== WHAT THE EXERCISE ASKS ==
Whenever "Information" appears in a line of the entries below, that line counts; give the total only.

== RECORDS TO PROCESS ==
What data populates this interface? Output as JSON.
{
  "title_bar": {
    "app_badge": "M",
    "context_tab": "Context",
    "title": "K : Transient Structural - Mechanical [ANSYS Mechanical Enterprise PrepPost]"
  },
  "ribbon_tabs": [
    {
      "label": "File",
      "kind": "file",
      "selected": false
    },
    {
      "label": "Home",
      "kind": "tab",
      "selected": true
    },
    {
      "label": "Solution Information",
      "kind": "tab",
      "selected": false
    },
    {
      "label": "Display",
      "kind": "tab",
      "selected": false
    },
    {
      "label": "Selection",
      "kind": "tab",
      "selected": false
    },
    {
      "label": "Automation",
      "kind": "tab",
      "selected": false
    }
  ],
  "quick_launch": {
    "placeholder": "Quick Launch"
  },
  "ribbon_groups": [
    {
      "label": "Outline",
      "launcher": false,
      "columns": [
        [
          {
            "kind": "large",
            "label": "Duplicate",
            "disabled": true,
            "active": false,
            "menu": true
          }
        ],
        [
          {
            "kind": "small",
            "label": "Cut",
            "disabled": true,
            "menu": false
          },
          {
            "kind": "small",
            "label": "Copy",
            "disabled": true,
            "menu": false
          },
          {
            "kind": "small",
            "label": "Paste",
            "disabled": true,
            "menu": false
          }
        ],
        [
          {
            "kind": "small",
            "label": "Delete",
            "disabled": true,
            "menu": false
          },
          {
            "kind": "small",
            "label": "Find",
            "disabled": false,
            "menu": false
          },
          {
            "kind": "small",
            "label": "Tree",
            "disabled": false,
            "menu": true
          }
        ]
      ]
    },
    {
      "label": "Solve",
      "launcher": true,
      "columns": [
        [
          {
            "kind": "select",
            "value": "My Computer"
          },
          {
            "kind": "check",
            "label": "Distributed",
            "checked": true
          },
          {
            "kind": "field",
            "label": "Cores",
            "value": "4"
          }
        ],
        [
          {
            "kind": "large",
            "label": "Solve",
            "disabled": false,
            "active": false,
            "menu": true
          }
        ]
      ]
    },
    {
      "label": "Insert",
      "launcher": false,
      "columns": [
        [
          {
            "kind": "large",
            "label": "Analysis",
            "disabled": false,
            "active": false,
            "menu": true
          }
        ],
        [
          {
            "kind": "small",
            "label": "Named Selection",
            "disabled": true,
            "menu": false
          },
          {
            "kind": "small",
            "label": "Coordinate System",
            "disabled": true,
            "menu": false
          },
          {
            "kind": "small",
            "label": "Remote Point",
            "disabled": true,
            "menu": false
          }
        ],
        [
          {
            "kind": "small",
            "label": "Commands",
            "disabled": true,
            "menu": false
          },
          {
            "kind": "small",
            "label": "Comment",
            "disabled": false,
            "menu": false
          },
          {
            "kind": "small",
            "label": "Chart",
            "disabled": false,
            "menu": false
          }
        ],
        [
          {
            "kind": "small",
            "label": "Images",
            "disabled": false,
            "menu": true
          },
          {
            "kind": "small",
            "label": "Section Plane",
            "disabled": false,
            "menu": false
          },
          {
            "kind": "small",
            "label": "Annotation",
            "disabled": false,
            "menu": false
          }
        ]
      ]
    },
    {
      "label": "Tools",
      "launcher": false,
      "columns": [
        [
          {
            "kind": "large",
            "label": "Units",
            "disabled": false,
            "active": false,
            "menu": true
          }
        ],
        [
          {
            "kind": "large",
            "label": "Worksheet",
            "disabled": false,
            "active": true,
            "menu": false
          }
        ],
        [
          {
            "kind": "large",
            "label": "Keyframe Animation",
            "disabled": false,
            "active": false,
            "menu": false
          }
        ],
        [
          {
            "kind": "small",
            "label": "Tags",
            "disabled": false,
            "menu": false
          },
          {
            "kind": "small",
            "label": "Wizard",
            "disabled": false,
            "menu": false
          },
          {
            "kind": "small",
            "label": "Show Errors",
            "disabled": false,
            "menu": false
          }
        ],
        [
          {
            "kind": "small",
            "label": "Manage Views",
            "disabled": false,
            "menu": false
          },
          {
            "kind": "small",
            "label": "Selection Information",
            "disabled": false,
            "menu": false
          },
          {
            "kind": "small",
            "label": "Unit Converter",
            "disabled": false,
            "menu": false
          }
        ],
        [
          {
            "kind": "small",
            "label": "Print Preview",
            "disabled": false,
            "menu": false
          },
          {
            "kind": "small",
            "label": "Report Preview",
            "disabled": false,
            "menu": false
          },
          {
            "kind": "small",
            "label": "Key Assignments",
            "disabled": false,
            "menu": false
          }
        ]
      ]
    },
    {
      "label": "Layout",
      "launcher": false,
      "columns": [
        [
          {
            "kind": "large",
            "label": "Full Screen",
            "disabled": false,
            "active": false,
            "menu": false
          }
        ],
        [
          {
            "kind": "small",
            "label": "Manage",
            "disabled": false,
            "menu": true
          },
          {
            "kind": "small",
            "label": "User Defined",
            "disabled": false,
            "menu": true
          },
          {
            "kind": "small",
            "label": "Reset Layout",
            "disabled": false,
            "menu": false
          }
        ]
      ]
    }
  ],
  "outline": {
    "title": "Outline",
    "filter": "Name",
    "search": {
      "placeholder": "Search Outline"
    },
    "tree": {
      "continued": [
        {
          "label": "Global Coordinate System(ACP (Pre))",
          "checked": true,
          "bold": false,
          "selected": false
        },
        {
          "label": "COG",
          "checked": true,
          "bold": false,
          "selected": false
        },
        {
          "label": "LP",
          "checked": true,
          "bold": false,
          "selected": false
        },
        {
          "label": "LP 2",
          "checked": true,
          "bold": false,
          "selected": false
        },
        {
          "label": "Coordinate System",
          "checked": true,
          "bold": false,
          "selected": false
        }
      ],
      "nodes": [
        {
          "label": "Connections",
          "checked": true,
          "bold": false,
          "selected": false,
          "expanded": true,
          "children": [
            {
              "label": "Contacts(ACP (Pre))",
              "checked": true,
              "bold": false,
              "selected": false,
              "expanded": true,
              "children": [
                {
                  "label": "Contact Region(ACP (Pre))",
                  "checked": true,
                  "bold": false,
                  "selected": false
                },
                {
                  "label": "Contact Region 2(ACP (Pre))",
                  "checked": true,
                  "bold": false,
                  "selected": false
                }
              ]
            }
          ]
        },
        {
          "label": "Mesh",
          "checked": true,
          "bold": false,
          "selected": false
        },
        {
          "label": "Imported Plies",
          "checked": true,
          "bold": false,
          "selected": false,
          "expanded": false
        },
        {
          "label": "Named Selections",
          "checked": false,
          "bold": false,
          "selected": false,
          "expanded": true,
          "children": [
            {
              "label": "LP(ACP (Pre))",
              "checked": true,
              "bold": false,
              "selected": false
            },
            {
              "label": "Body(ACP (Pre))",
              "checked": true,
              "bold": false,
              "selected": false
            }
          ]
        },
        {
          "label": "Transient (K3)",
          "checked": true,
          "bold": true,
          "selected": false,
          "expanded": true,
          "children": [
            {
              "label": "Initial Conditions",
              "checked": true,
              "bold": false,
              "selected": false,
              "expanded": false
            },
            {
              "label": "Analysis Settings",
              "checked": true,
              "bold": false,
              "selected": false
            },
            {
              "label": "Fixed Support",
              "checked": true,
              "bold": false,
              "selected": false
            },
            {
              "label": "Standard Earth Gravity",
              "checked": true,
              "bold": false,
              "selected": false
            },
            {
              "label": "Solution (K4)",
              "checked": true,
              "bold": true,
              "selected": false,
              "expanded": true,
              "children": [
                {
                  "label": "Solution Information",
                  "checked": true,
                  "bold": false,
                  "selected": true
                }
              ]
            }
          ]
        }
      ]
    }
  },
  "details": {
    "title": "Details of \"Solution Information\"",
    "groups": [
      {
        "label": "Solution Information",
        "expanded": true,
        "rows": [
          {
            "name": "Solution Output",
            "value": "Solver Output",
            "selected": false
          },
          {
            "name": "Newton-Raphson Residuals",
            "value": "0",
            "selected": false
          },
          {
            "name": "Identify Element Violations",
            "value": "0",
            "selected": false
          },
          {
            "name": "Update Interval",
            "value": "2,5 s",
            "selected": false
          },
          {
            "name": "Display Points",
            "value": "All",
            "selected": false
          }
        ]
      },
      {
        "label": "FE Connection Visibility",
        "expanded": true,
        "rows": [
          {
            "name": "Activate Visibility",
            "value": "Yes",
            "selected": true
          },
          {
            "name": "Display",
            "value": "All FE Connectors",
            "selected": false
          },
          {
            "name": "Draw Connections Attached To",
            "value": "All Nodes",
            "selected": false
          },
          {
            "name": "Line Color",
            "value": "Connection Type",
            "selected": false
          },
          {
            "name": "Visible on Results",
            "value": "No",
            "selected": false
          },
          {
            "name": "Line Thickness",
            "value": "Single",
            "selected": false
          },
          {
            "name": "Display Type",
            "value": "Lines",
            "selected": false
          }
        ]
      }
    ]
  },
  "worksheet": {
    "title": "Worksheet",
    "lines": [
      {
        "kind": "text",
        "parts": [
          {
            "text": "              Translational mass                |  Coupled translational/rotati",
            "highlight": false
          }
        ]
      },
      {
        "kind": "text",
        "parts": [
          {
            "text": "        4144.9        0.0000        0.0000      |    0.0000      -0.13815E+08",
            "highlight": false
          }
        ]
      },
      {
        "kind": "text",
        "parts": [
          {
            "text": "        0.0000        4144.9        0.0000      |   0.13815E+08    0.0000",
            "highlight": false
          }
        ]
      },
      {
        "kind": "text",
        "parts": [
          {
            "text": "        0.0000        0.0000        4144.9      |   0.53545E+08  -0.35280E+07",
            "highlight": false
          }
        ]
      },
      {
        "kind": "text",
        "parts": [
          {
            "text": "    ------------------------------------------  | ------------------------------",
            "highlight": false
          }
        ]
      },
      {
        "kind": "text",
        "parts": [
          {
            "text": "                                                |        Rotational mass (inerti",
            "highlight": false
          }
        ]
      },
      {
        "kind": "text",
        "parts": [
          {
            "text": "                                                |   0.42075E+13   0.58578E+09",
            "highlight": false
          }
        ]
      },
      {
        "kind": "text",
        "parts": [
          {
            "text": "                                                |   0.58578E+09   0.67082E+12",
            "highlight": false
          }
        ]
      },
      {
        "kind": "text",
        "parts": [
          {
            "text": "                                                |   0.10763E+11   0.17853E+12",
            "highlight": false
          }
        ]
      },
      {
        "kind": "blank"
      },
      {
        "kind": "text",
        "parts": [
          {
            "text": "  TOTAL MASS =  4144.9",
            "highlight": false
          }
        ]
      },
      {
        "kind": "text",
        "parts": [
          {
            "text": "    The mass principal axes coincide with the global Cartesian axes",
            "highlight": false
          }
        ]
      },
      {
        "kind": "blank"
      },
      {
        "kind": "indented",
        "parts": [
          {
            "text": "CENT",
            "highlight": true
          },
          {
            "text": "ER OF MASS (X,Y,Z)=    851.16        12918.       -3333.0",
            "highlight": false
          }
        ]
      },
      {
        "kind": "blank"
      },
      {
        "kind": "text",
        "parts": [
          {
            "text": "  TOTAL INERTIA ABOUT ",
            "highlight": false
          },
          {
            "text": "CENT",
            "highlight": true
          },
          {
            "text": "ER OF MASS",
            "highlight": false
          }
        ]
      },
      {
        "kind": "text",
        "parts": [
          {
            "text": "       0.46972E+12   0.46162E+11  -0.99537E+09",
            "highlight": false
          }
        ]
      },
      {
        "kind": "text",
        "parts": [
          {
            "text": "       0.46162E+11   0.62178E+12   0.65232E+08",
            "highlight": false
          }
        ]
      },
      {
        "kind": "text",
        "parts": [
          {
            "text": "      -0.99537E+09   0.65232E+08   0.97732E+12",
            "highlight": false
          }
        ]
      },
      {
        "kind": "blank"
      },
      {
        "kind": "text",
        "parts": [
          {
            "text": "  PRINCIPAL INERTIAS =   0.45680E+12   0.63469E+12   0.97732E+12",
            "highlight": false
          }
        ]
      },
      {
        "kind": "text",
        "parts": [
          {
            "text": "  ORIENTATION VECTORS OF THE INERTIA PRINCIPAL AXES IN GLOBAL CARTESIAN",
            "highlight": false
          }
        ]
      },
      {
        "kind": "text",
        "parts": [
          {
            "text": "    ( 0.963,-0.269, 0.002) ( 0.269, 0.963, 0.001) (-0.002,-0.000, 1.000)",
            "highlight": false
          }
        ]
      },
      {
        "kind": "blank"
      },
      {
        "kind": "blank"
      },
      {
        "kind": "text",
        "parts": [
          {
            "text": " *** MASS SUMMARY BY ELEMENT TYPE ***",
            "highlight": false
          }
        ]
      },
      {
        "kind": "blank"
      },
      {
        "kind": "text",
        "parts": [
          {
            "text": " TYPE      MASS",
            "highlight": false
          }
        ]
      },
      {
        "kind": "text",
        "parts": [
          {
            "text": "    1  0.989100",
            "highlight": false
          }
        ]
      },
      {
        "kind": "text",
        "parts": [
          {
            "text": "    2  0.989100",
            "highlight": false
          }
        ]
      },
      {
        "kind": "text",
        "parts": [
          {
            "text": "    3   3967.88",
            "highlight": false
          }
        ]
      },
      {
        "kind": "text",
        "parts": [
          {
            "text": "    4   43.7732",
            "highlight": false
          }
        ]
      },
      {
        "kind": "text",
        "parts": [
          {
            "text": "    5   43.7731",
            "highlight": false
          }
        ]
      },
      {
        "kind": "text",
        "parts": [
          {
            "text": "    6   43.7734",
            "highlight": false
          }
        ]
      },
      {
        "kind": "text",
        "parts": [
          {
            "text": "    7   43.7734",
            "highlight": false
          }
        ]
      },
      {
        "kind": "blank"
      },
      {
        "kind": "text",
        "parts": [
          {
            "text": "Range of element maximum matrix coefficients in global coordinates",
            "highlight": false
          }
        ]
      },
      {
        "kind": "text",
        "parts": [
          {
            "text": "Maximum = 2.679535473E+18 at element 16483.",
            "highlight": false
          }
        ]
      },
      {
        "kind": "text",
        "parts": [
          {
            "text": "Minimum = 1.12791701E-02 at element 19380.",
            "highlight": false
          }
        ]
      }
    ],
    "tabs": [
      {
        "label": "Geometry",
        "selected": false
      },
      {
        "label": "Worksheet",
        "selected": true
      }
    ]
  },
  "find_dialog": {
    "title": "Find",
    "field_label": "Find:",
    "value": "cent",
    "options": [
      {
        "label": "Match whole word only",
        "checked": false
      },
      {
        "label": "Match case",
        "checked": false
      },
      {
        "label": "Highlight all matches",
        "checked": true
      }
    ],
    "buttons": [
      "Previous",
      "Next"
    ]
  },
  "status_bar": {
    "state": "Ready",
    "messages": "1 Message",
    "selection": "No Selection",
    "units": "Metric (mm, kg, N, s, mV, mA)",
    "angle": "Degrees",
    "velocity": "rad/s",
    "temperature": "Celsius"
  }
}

== COMPLETED TASK ==
5